But even so yeasterday i played it again using the rules with my best common sense and i enjoyed it a lot. There are lots of though decisions to make and yet the gameplay is simple and fast. I used to think that the scots had really bad chances to win, but in this last game the english were banished from the map.

So Jim, now i say that it really is a good game, i'll give it a plain 8,5.
 
 Thumb up
 tip
 Hide
  • [+] Dice rolls
Jim Marshall
United Kingdom
York
North Yorkshire
flag msg tools
badge
Avatar
mbmbmbmbmb
haroldun wrote:
So Jim, now i say that it really is a good game, i'll give it a plain 8,5.

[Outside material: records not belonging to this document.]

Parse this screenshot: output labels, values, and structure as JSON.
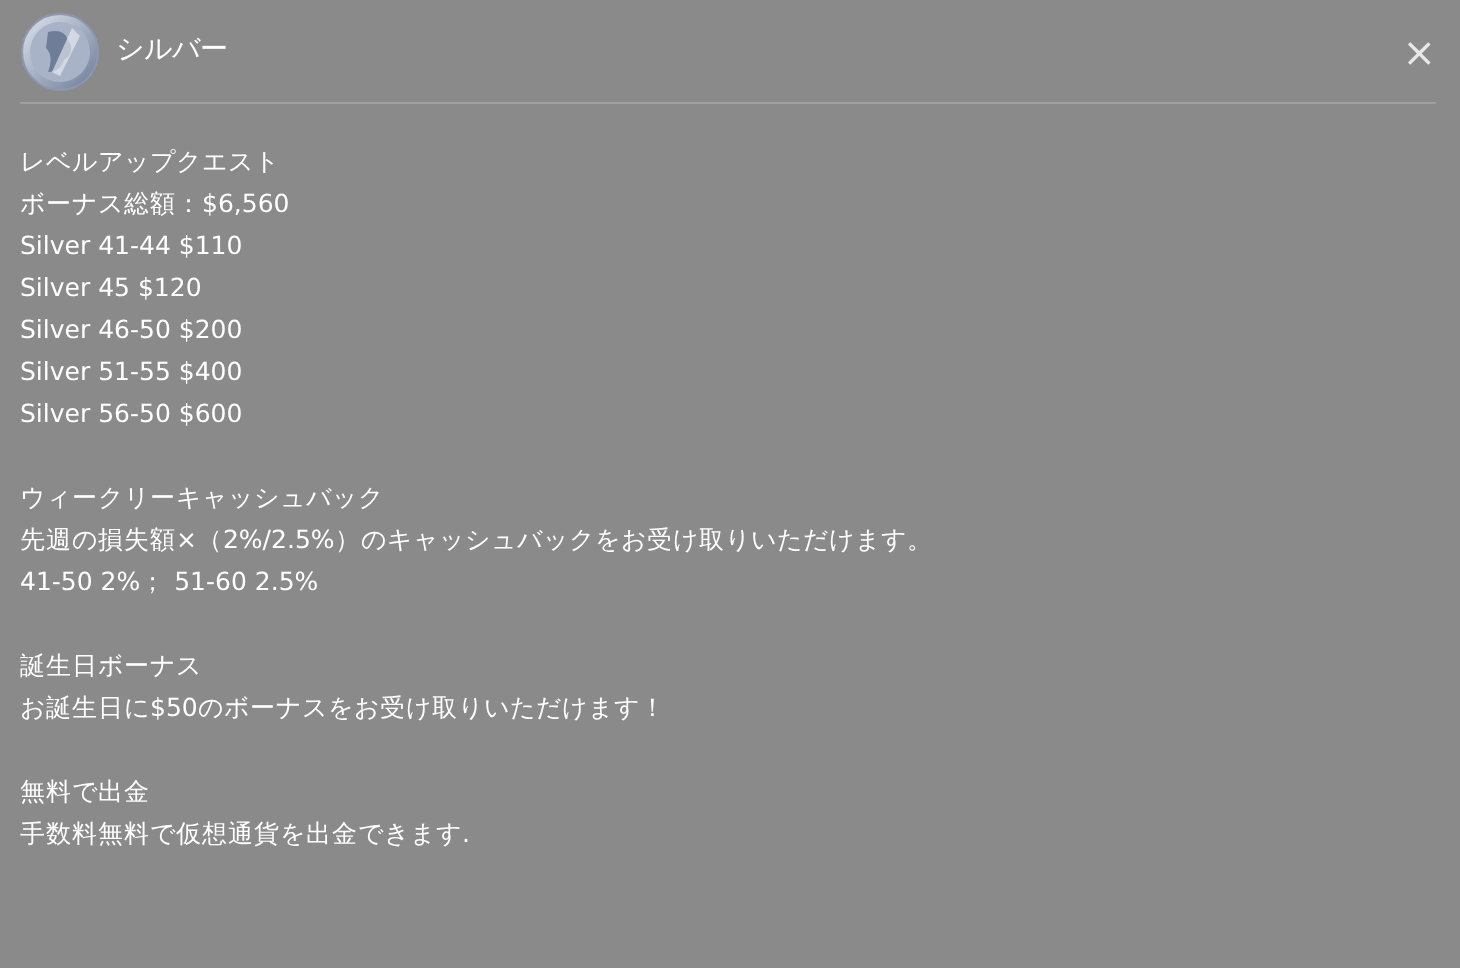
{
  "header": {
    "title": "シルバー",
    "close": "×"
  },
  "sections": [
    {
      "lines": [
        "レベルアップクエスト",
        "ボーナス総額：$6,560",
        "Silver 41-44 $110",
        "Silver 45 $120",
        "Silver 46-50 $200",
        "Silver 51-55 $400",
        "Silver 56-50 $600"
      ]
    },
    {
      "lines": [
        "ウィークリーキャッシュバック",
        "先週の損失額×（2%/2.5%）のキャッシュバックをお受け取りいただけます。",
        "41-50 2%； 51-60 2.5%"
      ]
    },
    {
      "lines": [
        "誕生日ボーナス",
        "お誕生日に$50のボーナスをお受け取りいただけます！"
      ]
    },
    {
      "lines": [
        "無料で出金",
        "手数料無料で仮想通貨を出金できます."
      ]
    }
  ]
}
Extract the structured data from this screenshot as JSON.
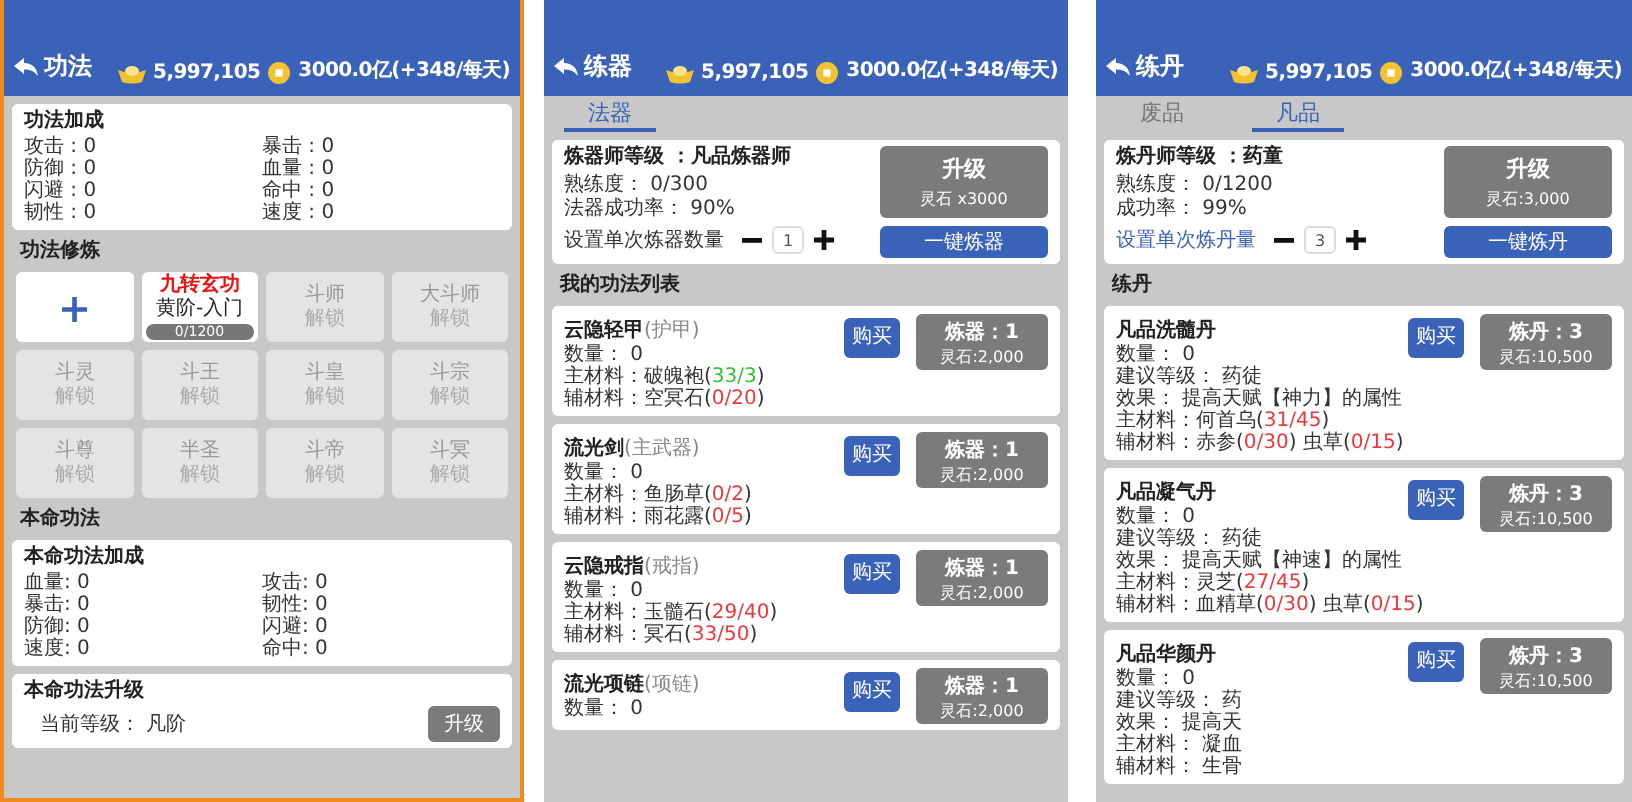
{
  "screens": [
    {
      "kind": "gongfa",
      "header": {
        "title": "功法",
        "gold": "5,997,105",
        "spirit": "3000.0亿(+348/每天)"
      },
      "bonus": {
        "title": "功法加成",
        "stats": [
          "攻击 : 0",
          "防御 : 0",
          "闪避 : 0",
          "韧性 : 0",
          "暴击 : 0",
          "血量 : 0",
          "命中 : 0",
          "速度 : 0"
        ]
      },
      "training": {
        "title": "功法修炼",
        "slots": [
          {
            "kind": "add",
            "label": "+"
          },
          {
            "kind": "active",
            "name": "九转玄功",
            "rank": "黄阶-入门",
            "progress": "0/1200"
          },
          {
            "kind": "locked",
            "name": "斗师",
            "status": "解锁"
          },
          {
            "kind": "locked",
            "name": "大斗师",
            "status": "解锁"
          },
          {
            "kind": "locked",
            "name": "斗灵",
            "status": "解锁"
          },
          {
            "kind": "locked",
            "name": "斗王",
            "status": "解锁"
          },
          {
            "kind": "locked",
            "name": "斗皇",
            "status": "解锁"
          },
          {
            "kind": "locked",
            "name": "斗宗",
            "status": "解锁"
          },
          {
            "kind": "locked",
            "name": "斗尊",
            "status": "解锁"
          },
          {
            "kind": "locked",
            "name": "半圣",
            "status": "解锁"
          },
          {
            "kind": "locked",
            "name": "斗帝",
            "status": "解锁"
          },
          {
            "kind": "locked",
            "name": "斗冥",
            "status": "解锁"
          }
        ]
      },
      "core_title": "本命功法",
      "core_bonus": {
        "title": "本命功法加成",
        "stats": [
          "血量: 0",
          "暴击: 0",
          "防御: 0",
          "速度: 0",
          "攻击: 0",
          "韧性: 0",
          "闪避: 0",
          "命中: 0"
        ]
      },
      "core_upgrade": {
        "title": "本命功法升级",
        "level_text": "当前等级： 凡阶",
        "button": "升级"
      }
    },
    {
      "kind": "forge",
      "header": {
        "title": "练器",
        "gold": "5,997,105",
        "spirit": "3000.0亿(+348/每天)"
      },
      "tabs": [
        {
          "label": "法器",
          "selected": true
        }
      ],
      "master": {
        "title": "炼器师等级 ：凡品炼器师",
        "lines": [
          "熟练度： 0/300",
          "法器成功率： 90%"
        ],
        "quantity_label": "设置单次炼器数量",
        "quantity_link": false,
        "quantity": "1",
        "upgrade": {
          "label": "升级",
          "cost": "灵石 x3000"
        },
        "action": "一键炼器"
      },
      "list_title": "我的功法列表",
      "items": [
        {
          "name": "云隐轻甲",
          "type": "(护甲)",
          "lines": [
            {
              "kind": "text",
              "text": "数量： 0"
            },
            {
              "kind": "materials",
              "label": "主材料：",
              "materials": [
                {
                  "name": "破魄袍",
                  "before": "(",
                  "count": "33/3",
                  "after": ")",
                  "enough": true
                }
              ]
            },
            {
              "kind": "materials",
              "label": "辅材料：",
              "materials": [
                {
                  "name": "空冥石",
                  "before": "(",
                  "count": "0/20",
                  "after": ")",
                  "enough": false
                }
              ]
            }
          ],
          "buy": "购买",
          "craft": {
            "label": "炼器：1",
            "cost": "灵石:2,000"
          }
        },
        {
          "name": "流光剑",
          "type": "(主武器)",
          "lines": [
            {
              "kind": "text",
              "text": "数量： 0"
            },
            {
              "kind": "materials",
              "label": "主材料：",
              "materials": [
                {
                  "name": "鱼肠草",
                  "before": "(",
                  "count": "0/2",
                  "after": ")",
                  "enough": false
                }
              ]
            },
            {
              "kind": "materials",
              "label": "辅材料：",
              "materials": [
                {
                  "name": "雨花露",
                  "before": "(",
                  "count": "0/5",
                  "after": ")",
                  "enough": false
                }
              ]
            }
          ],
          "buy": "购买",
          "craft": {
            "label": "炼器：1",
            "cost": "灵石:2,000"
          }
        },
        {
          "name": "云隐戒指",
          "type": "(戒指)",
          "lines": [
            {
              "kind": "text",
              "text": "数量： 0"
            },
            {
              "kind": "materials",
              "label": "主材料：",
              "materials": [
                {
                  "name": "玉髓石",
                  "before": "(",
                  "count": "29/40",
                  "after": ")",
                  "enough": false
                }
              ]
            },
            {
              "kind": "materials",
              "label": "辅材料：",
              "materials": [
                {
                  "name": "冥石",
                  "before": "(",
                  "count": "33/50",
                  "after": ")",
                  "enough": false
                }
              ]
            }
          ],
          "buy": "购买",
          "craft": {
            "label": "炼器：1",
            "cost": "灵石:2,000"
          }
        },
        {
          "name": "流光项链",
          "type": "(项链)",
          "lines": [
            {
              "kind": "text",
              "text": "数量： 0"
            }
          ],
          "buy": "购买",
          "craft": {
            "label": "炼器：1",
            "cost": "灵石:2,000"
          }
        }
      ]
    },
    {
      "kind": "alchemy",
      "header": {
        "title": "练丹",
        "gold": "5,997,105",
        "spirit": "3000.0亿(+348/每天)"
      },
      "tabs": [
        {
          "label": "废品",
          "selected": false
        },
        {
          "label": "凡品",
          "selected": true
        }
      ],
      "master": {
        "title": "炼丹师等级 ：药童",
        "lines": [
          "熟练度： 0/1200",
          "成功率： 99%"
        ],
        "quantity_label": "设置单次炼丹量",
        "quantity_link": true,
        "quantity": "3",
        "upgrade": {
          "label": "升级",
          "cost": "灵石:3,000"
        },
        "action": "一键炼丹"
      },
      "list_title": "练丹",
      "items": [
        {
          "name": "凡品洗髓丹",
          "lines": [
            {
              "kind": "text",
              "text": "数量： 0"
            },
            {
              "kind": "text",
              "text": "建议等级： 药徒"
            },
            {
              "kind": "text",
              "text": "效果： 提高天赋【神力】的属性"
            },
            {
              "kind": "materials",
              "label": "主材料：",
              "materials": [
                {
                  "name": "何首乌",
                  "before": "(",
                  "count": "31/45",
                  "after": ")",
                  "enough": false
                }
              ]
            },
            {
              "kind": "materials",
              "label": "辅材料：",
              "materials": [
                {
                  "name": "赤参",
                  "before": "(",
                  "count": "0/30",
                  "after": ")",
                  "enough": false
                },
                {
                  "name": "虫草",
                  "before": "(",
                  "count": "0/15",
                  "after": ")",
                  "enough": false
                }
              ]
            }
          ],
          "buy": "购买",
          "craft": {
            "label": "炼丹：3",
            "cost": "灵石:10,500"
          }
        },
        {
          "name": "凡品凝气丹",
          "lines": [
            {
              "kind": "text",
              "text": "数量： 0"
            },
            {
              "kind": "text",
              "text": "建议等级： 药徒"
            },
            {
              "kind": "text",
              "text": "效果： 提高天赋【神速】的属性"
            },
            {
              "kind": "materials",
              "label": "主材料：",
              "materials": [
                {
                  "name": "灵芝",
                  "before": "(",
                  "count": "27/45",
                  "after": ")",
                  "enough": false
                }
              ]
            },
            {
              "kind": "materials",
              "label": "辅材料：",
              "materials": [
                {
                  "name": "血精草",
                  "before": "(",
                  "count": "0/30",
                  "after": ")",
                  "enough": false
                },
                {
                  "name": "虫草",
                  "before": "(",
                  "count": "0/15",
                  "after": ")",
                  "enough": false
                }
              ]
            }
          ],
          "buy": "购买",
          "craft": {
            "label": "炼丹：3",
            "cost": "灵石:10,500"
          }
        },
        {
          "name": "凡品华颜丹",
          "lines": [
            {
              "kind": "text",
              "text": "数量： 0"
            },
            {
              "kind": "text",
              "text": "建议等级： 药"
            },
            {
              "kind": "text",
              "text": "效果： 提高天"
            },
            {
              "kind": "text",
              "text": "主材料： 凝血"
            },
            {
              "kind": "text",
              "text": "辅材料： 生骨"
            }
          ],
          "buy": "购买",
          "craft": {
            "label": "炼丹：3",
            "cost": "灵石:10,500"
          }
        }
      ]
    }
  ]
}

Good man!
1 
 Thumb up
 tip
 Hide
  • [+] Dice rolls
Jeff Johnson
Canada
Victoria
British Columbia
flag msg tools
Avatar
mbmbmbmbmb
haroldun wrote:
About the border limits Jeff, i'm still not sure. The rules says that "Once a border maximum is met, it is closed to movement by THAT player this game turn". And here i'm not sure if they refer to a particular border or all the borders as a whole. But i guess you're right. I'd be glad to be clarified about this one.


Re-reading the rules, I can see how this isn't absolutely clear. It just never occurred to me that it might be read that way before - I think I'm going mainly from experience with similar games (the Columbia games with hexes have 'engagement limits' that apply per hexside, for example). Circumstantial evidence is that the F2Fgaming implementation works per border (not on the map as a whole). Strictly in the rules, though, there's no confirmation - I suspect the Columbia guys were just assuming people would know what they meant, or had a blind spot.

I rechecked all the examples, but they don't help. Closest thing I could come to in the rules was the final bit of 4.3 - "Border limits are applied to each player – hence, both players can move two blocks across the same red border." That sort of implies that each border segment is separate - otherwise, they'd say 'across a red border', not 'across the same red border'. Not exactly conclusive, though.
1 
 Thumb up
 tip
 Hide
  • [+] Dice rolls
Front Page | Welcome | Contact | Privacy Policy | Terms of Service | Advertise | Support BGG | Feeds RSS
Geekdo, BoardGameGeek, the Geekdo logo, and the BoardGameGeek logo are trademarks of BoardGameGeek, LLC.